## Instructions to follow
Using the records that follow, work out how many lines hold the string "name" and provide that number only.

## Dataset entries
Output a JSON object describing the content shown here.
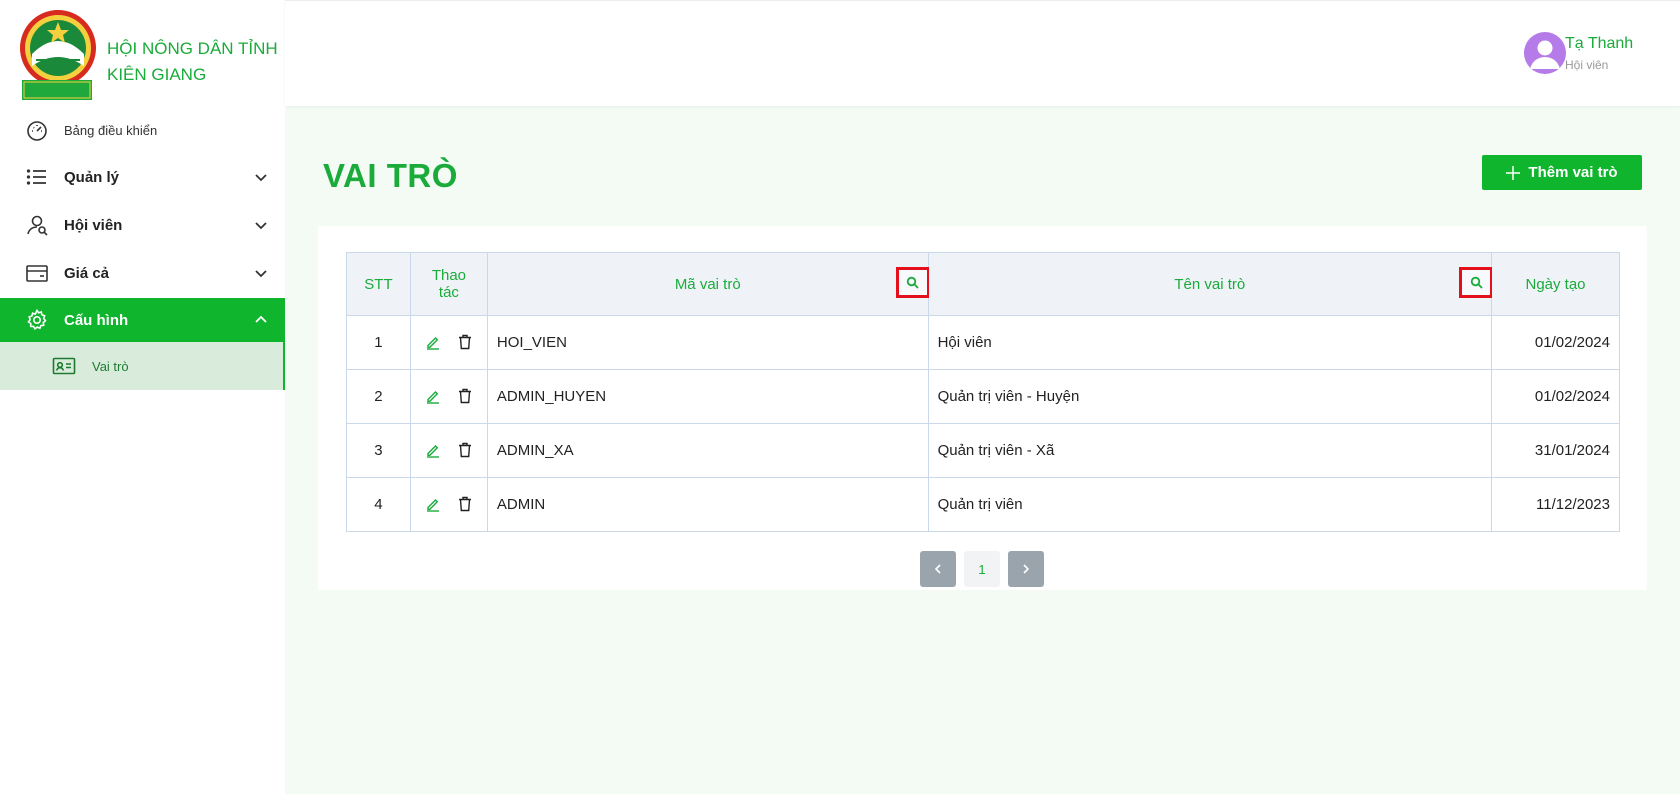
{
  "brand": {
    "line1": "HỘI NÔNG DÂN TỈNH",
    "line2": "KIÊN GIANG",
    "logo_text": "HỘI NÔNG DÂN TỈNH KIÊN GIANG"
  },
  "sidebar": {
    "dashboard": "Bảng điều khiển",
    "items": [
      {
        "label": "Quản lý"
      },
      {
        "label": "Hội viên"
      },
      {
        "label": "Giá cả"
      },
      {
        "label": "Cấu hình"
      }
    ],
    "sub_item": "Vai trò"
  },
  "user": {
    "name": "Tạ Thanh",
    "role": "Hội viên"
  },
  "page": {
    "title": "VAI TRÒ",
    "add_button": "Thêm vai trò"
  },
  "table": {
    "headers": {
      "stt": "STT",
      "actions_1": "Thao",
      "actions_2": "tác",
      "code": "Mã vai trò",
      "name": "Tên vai trò",
      "date": "Ngày tạo"
    },
    "rows": [
      {
        "stt": "1",
        "code": "HOI_VIEN",
        "name": "Hội viên",
        "date": "01/02/2024"
      },
      {
        "stt": "2",
        "code": "ADMIN_HUYEN",
        "name": "Quản trị viên - Huyện",
        "date": "01/02/2024"
      },
      {
        "stt": "3",
        "code": "ADMIN_XA",
        "name": "Quản trị viên - Xã",
        "date": "31/01/2024"
      },
      {
        "stt": "4",
        "code": "ADMIN",
        "name": "Quản trị viên",
        "date": "11/12/2023"
      }
    ]
  },
  "pagination": {
    "current": "1"
  },
  "colors": {
    "accent": "#0fb52d",
    "accent_text": "#1aab3a",
    "highlight": "#e3101b",
    "avatar": "#b57be8"
  },
  "icons": [
    "logo",
    "dashboard-icon",
    "list-icon",
    "users-icon",
    "card-icon",
    "gear-icon",
    "id-card-icon",
    "chevron-down-icon",
    "chevron-up-icon",
    "plus-icon",
    "search-icon",
    "edit-icon",
    "trash-icon",
    "chevron-left-icon",
    "chevron-right-icon",
    "user-avatar"
  ]
}
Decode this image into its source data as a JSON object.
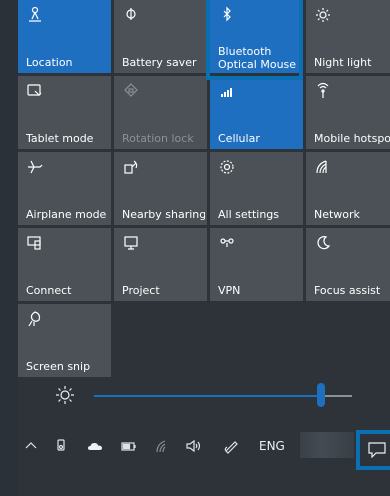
{
  "tiles": {
    "location": "Location",
    "battery_saver": "Battery saver",
    "bluetooth_line1": "Bluetooth",
    "bluetooth_line2": "Optical Mouse",
    "night_light": "Night light",
    "tablet_mode": "Tablet mode",
    "rotation_lock": "Rotation lock",
    "cellular": "Cellular",
    "mobile_hotspot": "Mobile hotspo",
    "airplane_mode": "Airplane mode",
    "nearby_sharing": "Nearby sharing",
    "all_settings": "All settings",
    "network": "Network",
    "connect": "Connect",
    "project": "Project",
    "vpn": "VPN",
    "focus_assist": "Focus assist",
    "screen_snip": "Screen snip"
  },
  "brightness": {
    "level_fraction": 0.88
  },
  "taskbar": {
    "language": "ENG"
  },
  "colors": {
    "accent": "#1f6fc0",
    "highlight": "#0b6fb4",
    "tile": "#4b5157",
    "panel": "#2d3339"
  }
}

## Solution for this problem
6